    Note to others reading this: If your main use case is gaming (or anything other than storing/processing buttloads of data), I’d suggest just getting a bigger pcie3 drive instead of a faster pcie4/5 drive. Going with a faster drive won’t be a noticeable difference, but having 2-3x the capacity (for the same price) will help.

          • @1993_toyota_camry@beehaw.org
            link
            fedilink
            36 months ago

            Yep. Half my ram as level one, and then a 500gb SSD as L2.

            Definitely more than I need for the L2 as the hit rate is only 15% (vs 99% for ARC), but I don’t think there’s much of a downside to slightly over-sizing it these days (there used to be, but L2 is more ram-efficient now).

            • @hedgehog@ttrpg.network
              link
              fedilink
              26 months ago

              Thanks, that’s good to know.

              I’m running ZFS on my server and tried an L2 cache at first (a 2 TB NVME on a system with a 64 GB ARC and three mirrored 18 TB HDD vdevs) but it didn’t seem like it was giving me much benefit. I looked into tweaking the settings a bit (prioritizing frequently used over MRU, increasing write rates, etc) but after seeing that most of the advice online was that it wasn’t great for my use case, I gave up and repurposed the drive. However, my use case has changed a bit (I’m using my server for more things) and I may try using the spare 256 GB drive that the 2 TB one displaced as an L2ARC drive now.

  • @bitduck@lemmy.ml
    link
    fedilink
    76 months ago

    Thanks for writing this! Getting bcache set up the first time can be confusing, so this certainly helps.

    I’ll just drop one warning in here. With a setup very much like described here I’ve had severe data corruption and loss, so please make sure your data is properly and regularly backed up. To me it seemed like almost any unexpected or untimely power off would cause some data loss or significant corruption.

  • @kugmo@sh.itjust.works
    link
    fedilink
    English
    66 months ago

    Any chance there’s a Debian repo for bcachefs?
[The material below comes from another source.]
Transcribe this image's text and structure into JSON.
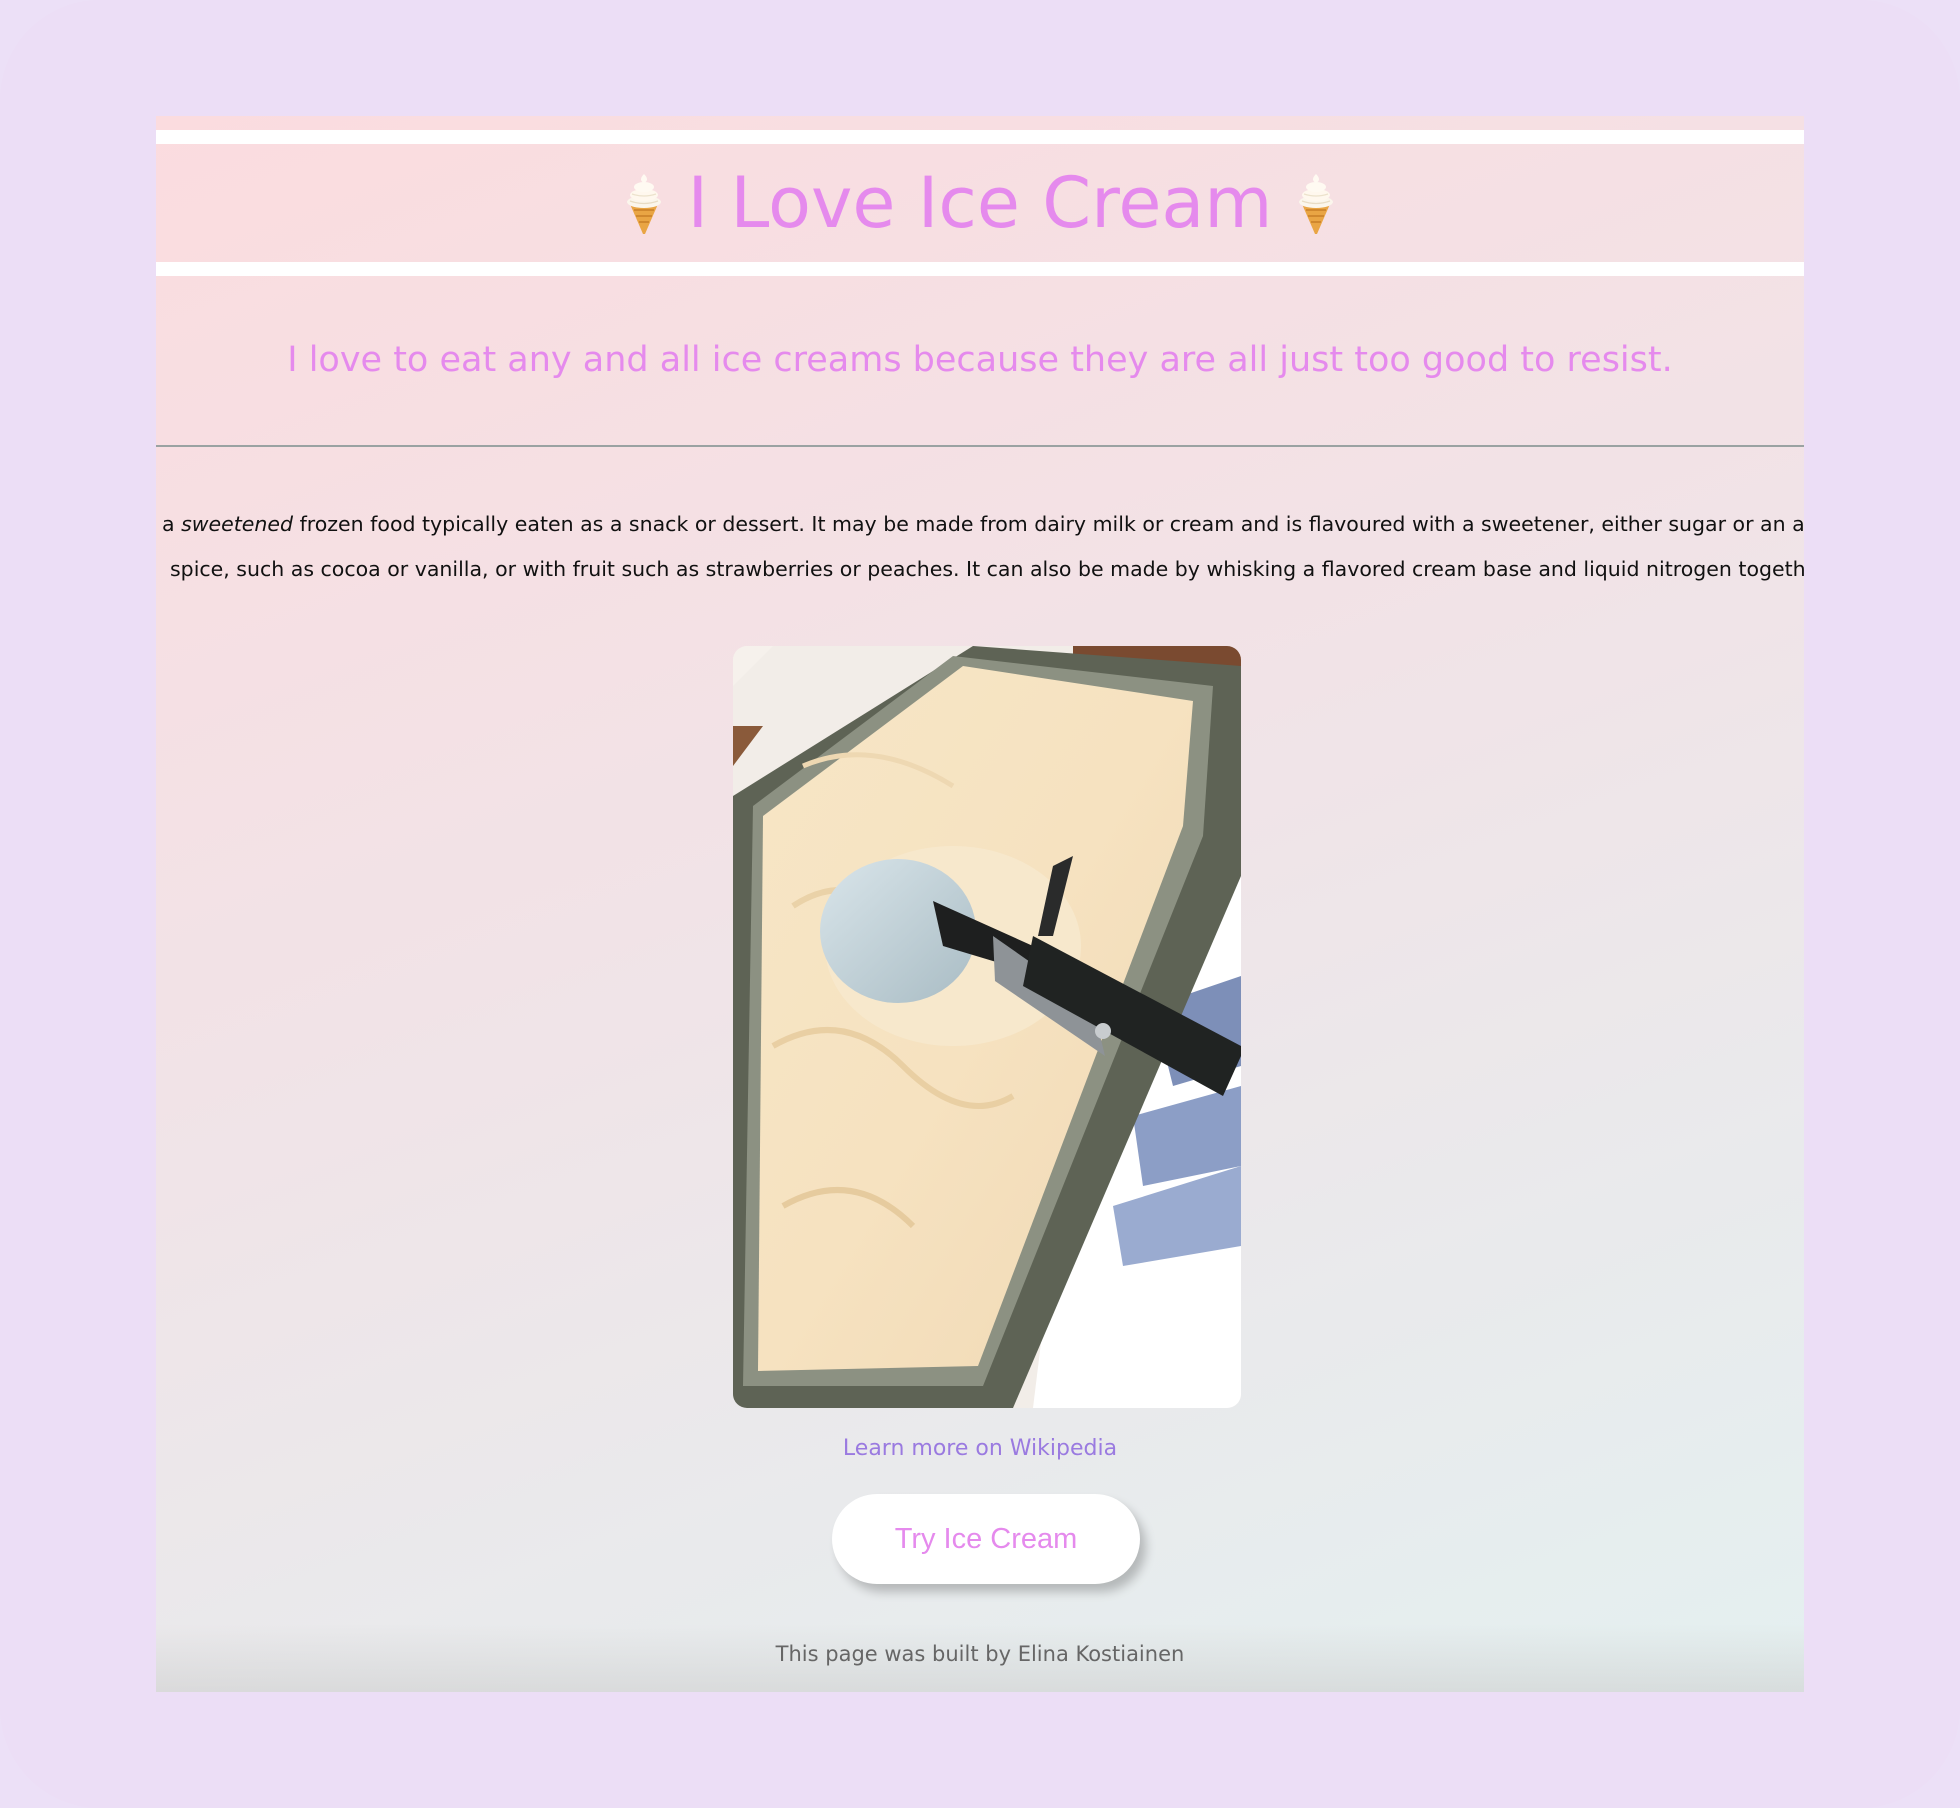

I’d want to see how it does on an extra drive in my server. Or will I have to compile it the old fashioned way?

    • @Uluganda@lemmy.mlOP
      link
      fedilink
      36 months ago

      For bcache, it is available in apt, I think. You just need to set the ppa. For bcachefs, I think you need to wait for 6.7 to land on Debian or compile it yourself.

    • Atemu
      link
      fedilink
      26 months ago

      Note that bcache and bcachefs are different things. The latter is extremely new and not ready for “production” yet. This post is about bcache.

  • @dino
    link
    English
    16 months ago

    use ssds?